According to the autopsy report, 16 bullets struck McDonald. The charging documents claim Van Dyke spent 14 or 15 seconds shooting McDonald. Van Dyke continued firing for 13 seconds while McDonald was on the ground, according to forensic evidence. Only two of the 16 shots could be definitively linked to when McDonald was standing, and Van Dyke fired all the shots.

The charging documents also claim that Van Dyke was on the scene for less than 30 seconds before he began firing.

"THE OFFICER'S ACTIONS WERE NOT JUSTIFIED AND WERE NOT A PROPER USE OF DEADLY FORCE"
Police officers on the scene claimed that McDonald didn't respond to commands to drop the knife. He reportedly had a glazed look in his eyes, and a toxicology report later found he had the drug PCP in his system.

But McDonald never seemed to threaten the officers, and in fact appeared to move away from them before Van Dyke opened fire. Still, Van Dyke's attorney told the New York Times that the officer feared for his safety.

The charges against Van Dyke were filed 13 months after he shot McDonald, and it's likely the video played some role in landing those charges. The video was released after months of pressure by activists and journalists, eventually pushing Cook County Judge Franklin Valderrama to order the city to release the footage by Wednesday.

Alvarez, the top prosecutor in Cook County, claimed she decided to charge Van Dyke weeks ago but was hoping to hold off on the announcement until federal authorities completed their part of the joint investigation into the shooting. She said she "moved up" the announcement after the judge's order to release the video, according to the Chicago Tribune.

"The officer's actions were not justified and were not a proper use of deadly force," Alvarez said.

As troubling as the video and charges are, they're not the first time Van Dyke came under criticism for his work as a police officer.

Jason Van Dyke has a long history of complaints

 Chicago Police Superintendent Garry McCarthy speaks to media.
Scott Olson/Getty Images
Chicago Police Superintendent Garry McCarthy speaks to media.
According to a University of Chicago database, civilians filed at least 18 complaints against Van Dyke since 2001, although he was never disciplined for the complaints:
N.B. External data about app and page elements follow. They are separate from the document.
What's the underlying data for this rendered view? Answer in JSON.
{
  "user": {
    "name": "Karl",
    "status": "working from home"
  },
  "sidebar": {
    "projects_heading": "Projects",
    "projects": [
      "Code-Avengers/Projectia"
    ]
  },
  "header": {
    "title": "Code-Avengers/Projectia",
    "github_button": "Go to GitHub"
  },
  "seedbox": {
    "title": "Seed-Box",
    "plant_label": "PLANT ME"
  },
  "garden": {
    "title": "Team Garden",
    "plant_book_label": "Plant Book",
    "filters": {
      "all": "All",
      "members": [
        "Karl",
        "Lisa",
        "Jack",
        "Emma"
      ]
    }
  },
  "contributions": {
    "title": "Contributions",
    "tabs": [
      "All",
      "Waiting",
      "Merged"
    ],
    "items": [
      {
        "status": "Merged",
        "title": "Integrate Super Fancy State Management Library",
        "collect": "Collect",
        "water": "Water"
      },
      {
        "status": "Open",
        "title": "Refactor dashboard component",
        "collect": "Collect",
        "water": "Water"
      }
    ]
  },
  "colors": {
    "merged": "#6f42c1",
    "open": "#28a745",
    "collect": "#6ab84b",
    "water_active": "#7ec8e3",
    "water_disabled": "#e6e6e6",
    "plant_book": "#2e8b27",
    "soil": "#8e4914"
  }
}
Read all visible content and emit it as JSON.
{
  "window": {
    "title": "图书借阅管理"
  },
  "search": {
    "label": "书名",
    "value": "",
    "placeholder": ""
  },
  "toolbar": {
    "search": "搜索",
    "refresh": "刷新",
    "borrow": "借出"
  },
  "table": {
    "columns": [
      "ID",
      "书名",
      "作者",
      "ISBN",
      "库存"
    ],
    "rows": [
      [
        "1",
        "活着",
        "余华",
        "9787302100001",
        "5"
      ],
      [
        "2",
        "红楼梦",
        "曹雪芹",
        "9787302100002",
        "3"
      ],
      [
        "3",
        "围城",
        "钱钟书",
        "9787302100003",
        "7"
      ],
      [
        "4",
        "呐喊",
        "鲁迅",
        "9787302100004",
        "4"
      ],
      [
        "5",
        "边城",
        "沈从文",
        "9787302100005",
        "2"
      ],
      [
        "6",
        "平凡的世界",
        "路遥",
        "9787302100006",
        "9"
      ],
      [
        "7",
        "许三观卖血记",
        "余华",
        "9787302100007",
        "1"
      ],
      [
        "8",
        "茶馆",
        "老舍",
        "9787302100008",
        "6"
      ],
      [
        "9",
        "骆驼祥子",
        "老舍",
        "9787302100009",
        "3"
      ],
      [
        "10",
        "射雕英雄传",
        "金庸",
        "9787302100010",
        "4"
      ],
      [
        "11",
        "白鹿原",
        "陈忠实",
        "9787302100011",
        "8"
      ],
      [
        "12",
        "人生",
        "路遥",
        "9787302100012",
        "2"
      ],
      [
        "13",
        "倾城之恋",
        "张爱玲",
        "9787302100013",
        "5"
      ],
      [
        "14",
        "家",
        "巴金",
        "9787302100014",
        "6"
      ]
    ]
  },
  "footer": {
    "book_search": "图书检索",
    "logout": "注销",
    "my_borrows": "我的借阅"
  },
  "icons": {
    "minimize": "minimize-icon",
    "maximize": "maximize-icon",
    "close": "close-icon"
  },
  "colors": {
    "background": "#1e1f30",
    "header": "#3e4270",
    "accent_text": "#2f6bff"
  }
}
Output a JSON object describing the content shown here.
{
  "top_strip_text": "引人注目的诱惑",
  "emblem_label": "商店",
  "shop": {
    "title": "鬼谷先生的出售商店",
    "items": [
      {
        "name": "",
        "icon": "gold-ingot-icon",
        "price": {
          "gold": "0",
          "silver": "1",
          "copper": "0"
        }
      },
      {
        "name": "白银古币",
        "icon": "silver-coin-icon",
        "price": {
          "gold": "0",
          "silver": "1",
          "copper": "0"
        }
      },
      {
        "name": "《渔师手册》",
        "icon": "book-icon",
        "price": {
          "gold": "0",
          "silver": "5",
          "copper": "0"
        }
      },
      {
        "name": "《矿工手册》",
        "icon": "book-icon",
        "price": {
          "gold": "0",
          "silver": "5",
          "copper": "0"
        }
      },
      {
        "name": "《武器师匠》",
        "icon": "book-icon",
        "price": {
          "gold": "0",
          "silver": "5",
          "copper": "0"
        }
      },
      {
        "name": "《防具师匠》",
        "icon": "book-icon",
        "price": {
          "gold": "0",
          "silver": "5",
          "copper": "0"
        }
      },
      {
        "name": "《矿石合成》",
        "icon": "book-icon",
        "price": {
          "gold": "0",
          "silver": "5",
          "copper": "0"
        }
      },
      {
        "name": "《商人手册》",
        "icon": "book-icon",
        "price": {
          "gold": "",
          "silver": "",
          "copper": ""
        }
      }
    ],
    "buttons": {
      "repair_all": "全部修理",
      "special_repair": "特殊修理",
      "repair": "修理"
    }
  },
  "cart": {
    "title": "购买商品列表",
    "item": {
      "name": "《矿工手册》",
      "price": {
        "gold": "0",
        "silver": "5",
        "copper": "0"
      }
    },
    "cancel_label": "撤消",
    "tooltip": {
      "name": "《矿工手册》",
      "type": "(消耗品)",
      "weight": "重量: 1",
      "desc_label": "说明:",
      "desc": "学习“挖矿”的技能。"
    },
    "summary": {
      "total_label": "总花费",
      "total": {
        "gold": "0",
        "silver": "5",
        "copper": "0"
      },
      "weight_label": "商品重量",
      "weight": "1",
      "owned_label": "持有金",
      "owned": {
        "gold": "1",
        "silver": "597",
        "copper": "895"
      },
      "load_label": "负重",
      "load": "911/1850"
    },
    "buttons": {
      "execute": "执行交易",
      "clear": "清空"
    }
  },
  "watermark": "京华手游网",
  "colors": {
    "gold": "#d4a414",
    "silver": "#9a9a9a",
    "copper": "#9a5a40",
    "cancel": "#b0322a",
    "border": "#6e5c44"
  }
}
One complaint dealt with racial or ethnic verbal abuse.
Ten complaints were about arrest and lock-up procedures.
Three complaints alleged First Amendment violations and illegal arrests.
One complaint was search-related.
One complaint pertained to operation and personnel violations.
Two complaints noted other misconduct, but the details are unknown.
Still, these complaints are only the minimum. Alison Flowers from the University of Chicago Invisible Institute told ABC 7, "Our data tool does not encompass all of Van Dyke's complaints. There are still more that exist that we don't have access to, that we've not been provided by the city, because of the injunction by the Fraternal Order of Police."

Beyond the particulars of the specific charges and complaints against Van Dyke, critics of police use of force argue that the shooting of McDonald represents a much broader problem in the US: Black people are, compared with their white peers, disproportionately likely to be shot and killed by police.